Initially the formation of the islands will not give rise to any suspicions by the neighbouring states but as soon as the islands were inhabited Haiti and Jamaica intervened in a similar manner as the Chinese did in the Spratly Islands intercepting food supplies, employing fireworks and small cannons to scare the sea-gulls and reduce the guano production as well as starting a diplomatic episode with the Cuban government. This whole dispute has now been going on for almost 50 years.
Year 70 Navassa legally belongs to Cuba
Over a period of 70 years these deep ocean currents drive sediment upwards. As the sediment breaks through sea level, land forms an island and Cuba’s economic zone is extended outwards from this formation 47 km at its southern part. The disputed island of Navassa and its adjacent infrastructure, is wholly and legally a territory of Cuba which brings all the territorial disputes to an abrupt end.
The introduced infrastructure is a series of networked elevated platforms, that has houses the 600 Guano workers in a self sustaining system incorporating food growing areas within each of the platforms. Structurally the platforms are supported by the original sponson devices imbedded within the newly formed islands. The height of the platforms is dictated by the potential future growth of the islands below.
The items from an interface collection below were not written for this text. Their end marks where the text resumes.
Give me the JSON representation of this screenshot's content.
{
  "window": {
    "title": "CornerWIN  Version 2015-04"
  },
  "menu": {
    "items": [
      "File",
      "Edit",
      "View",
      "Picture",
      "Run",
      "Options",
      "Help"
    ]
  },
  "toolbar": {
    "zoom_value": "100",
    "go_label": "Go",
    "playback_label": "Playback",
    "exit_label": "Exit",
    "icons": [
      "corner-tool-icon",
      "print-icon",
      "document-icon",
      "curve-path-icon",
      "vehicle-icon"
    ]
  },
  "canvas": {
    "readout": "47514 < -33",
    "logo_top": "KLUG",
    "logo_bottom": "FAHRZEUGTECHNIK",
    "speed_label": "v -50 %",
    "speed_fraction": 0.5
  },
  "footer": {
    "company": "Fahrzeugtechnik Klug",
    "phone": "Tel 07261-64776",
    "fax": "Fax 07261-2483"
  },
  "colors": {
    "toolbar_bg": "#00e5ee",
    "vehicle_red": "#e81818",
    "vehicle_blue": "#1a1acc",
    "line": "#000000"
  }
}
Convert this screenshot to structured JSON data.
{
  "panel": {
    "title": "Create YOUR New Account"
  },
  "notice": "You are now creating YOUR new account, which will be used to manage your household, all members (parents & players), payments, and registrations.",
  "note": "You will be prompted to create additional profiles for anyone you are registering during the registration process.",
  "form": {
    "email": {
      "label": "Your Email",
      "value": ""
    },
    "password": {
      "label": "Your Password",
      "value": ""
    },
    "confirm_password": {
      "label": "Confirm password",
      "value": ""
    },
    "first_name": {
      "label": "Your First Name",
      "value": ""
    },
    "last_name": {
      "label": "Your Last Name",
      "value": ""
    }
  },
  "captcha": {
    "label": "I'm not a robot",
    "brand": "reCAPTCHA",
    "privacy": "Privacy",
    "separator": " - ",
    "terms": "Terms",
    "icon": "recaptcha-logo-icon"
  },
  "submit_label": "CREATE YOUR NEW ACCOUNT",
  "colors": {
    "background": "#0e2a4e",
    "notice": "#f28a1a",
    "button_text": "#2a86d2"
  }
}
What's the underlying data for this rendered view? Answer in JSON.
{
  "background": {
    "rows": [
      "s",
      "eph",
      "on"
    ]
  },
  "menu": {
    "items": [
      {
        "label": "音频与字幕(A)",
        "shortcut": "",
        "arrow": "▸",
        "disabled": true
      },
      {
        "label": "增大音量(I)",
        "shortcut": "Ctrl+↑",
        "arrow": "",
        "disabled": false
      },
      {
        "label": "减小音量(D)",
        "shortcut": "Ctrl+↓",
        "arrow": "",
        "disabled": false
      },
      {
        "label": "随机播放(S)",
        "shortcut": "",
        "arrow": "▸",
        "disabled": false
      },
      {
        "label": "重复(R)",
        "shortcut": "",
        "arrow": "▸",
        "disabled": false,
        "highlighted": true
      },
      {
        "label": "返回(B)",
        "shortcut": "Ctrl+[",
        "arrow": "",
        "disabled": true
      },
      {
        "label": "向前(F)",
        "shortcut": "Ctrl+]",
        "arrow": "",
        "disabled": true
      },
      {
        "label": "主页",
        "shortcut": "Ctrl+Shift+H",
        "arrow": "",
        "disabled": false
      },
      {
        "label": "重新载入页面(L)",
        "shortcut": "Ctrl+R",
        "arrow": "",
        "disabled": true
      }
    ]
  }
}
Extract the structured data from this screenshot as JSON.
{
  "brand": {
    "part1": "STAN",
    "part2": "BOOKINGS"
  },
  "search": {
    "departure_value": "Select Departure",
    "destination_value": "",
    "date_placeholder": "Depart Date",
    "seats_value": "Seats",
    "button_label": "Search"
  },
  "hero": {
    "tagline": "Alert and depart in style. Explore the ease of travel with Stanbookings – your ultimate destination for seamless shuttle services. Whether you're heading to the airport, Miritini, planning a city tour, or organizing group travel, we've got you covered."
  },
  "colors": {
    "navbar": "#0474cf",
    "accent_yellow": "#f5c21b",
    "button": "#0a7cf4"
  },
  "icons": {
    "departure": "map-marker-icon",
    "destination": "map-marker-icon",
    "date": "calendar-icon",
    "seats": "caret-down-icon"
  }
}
Just as oceanic and continental islands invert the relationships between land and sea. Here, architecture inverts the established relationship of territory and sovereignty. Where in the 21st century territoriality is reborn as a catalyst for ownership and occupation.